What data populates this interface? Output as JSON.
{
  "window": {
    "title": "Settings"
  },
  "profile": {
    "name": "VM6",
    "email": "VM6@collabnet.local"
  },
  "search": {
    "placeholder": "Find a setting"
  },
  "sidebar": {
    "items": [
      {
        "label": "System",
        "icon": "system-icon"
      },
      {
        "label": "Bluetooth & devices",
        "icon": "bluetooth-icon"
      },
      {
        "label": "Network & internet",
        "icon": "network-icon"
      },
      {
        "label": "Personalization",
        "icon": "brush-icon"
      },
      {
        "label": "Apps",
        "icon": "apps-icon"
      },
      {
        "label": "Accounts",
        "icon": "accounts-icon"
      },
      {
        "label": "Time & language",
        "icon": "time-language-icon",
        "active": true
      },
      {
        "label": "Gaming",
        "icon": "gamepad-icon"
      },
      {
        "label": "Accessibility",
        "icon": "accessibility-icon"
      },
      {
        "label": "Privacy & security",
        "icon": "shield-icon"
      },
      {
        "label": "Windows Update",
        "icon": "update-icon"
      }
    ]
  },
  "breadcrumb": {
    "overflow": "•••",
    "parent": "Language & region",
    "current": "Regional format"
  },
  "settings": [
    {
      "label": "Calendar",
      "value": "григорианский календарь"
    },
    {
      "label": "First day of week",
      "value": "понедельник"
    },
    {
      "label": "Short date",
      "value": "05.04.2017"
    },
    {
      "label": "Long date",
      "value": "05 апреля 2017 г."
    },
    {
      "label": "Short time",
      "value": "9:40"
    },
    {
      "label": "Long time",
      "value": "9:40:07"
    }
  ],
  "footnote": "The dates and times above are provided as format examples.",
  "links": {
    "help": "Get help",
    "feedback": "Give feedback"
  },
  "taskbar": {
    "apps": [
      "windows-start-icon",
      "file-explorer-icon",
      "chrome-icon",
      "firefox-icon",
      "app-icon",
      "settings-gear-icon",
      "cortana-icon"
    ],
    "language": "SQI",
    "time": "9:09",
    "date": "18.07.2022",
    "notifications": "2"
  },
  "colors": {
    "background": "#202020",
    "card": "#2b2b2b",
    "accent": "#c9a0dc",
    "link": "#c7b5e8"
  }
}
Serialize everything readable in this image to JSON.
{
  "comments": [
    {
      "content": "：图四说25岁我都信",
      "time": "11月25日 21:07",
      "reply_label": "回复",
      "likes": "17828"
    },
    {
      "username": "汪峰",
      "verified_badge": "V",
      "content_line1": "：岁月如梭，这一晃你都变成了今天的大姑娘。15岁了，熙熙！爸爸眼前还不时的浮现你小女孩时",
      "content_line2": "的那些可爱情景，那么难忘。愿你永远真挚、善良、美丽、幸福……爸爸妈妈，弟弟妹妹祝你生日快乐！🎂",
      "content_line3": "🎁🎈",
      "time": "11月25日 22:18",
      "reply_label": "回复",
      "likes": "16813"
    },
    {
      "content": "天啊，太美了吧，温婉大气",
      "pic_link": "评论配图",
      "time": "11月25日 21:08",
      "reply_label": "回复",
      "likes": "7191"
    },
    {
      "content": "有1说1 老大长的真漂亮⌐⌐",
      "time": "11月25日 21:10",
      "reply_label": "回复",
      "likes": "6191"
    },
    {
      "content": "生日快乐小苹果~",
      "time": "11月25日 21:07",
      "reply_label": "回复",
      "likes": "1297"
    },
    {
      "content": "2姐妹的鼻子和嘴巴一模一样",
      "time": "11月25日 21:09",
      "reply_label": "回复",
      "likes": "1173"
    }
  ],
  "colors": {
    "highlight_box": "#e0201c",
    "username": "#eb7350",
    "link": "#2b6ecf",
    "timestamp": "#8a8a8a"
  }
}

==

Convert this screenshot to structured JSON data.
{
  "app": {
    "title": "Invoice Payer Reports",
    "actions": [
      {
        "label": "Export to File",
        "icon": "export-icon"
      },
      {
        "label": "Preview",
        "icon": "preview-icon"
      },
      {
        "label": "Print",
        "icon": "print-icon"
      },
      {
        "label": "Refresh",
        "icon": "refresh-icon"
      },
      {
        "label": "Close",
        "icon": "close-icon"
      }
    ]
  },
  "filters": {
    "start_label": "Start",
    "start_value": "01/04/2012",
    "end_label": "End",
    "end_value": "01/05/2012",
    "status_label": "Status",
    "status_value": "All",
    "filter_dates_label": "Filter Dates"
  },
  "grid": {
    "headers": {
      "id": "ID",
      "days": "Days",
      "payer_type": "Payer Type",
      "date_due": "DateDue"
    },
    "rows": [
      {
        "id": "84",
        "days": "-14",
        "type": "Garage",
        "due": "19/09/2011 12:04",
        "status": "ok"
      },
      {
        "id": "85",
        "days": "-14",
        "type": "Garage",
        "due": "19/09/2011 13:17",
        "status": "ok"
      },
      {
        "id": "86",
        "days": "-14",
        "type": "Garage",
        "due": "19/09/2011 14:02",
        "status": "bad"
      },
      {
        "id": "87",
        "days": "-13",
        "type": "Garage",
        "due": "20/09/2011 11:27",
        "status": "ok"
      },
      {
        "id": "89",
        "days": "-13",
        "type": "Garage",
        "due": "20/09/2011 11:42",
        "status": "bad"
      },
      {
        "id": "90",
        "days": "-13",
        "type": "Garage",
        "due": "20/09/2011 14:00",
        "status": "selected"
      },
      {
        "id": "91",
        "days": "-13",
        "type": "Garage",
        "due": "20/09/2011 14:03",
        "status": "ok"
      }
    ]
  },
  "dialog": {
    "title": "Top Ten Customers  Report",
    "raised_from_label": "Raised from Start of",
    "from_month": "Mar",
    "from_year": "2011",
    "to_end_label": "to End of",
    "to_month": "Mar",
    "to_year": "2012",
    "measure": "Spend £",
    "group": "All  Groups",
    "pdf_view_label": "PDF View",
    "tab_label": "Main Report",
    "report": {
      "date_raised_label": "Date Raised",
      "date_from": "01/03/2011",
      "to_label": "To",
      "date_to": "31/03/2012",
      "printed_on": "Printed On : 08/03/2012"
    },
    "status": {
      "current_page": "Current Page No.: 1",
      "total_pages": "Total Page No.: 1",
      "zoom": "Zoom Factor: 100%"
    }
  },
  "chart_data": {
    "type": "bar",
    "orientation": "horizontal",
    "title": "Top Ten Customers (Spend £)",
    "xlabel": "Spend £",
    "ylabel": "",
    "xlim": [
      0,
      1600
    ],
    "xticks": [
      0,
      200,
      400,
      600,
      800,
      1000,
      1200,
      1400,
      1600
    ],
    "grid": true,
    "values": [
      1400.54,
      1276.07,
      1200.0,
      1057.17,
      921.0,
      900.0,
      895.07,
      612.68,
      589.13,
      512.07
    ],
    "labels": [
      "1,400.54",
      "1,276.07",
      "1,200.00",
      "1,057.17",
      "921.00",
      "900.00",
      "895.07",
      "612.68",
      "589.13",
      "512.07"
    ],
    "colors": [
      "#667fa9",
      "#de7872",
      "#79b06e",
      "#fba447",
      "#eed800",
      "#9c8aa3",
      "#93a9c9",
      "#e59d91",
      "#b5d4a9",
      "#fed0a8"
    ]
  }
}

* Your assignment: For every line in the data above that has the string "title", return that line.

* Response:
    "title": "Settings"
    "title": "Invoice Payer Reports",
    "title": "Top Ten Customers  Report",
    "title": "Top Ten Customers (Spend £)",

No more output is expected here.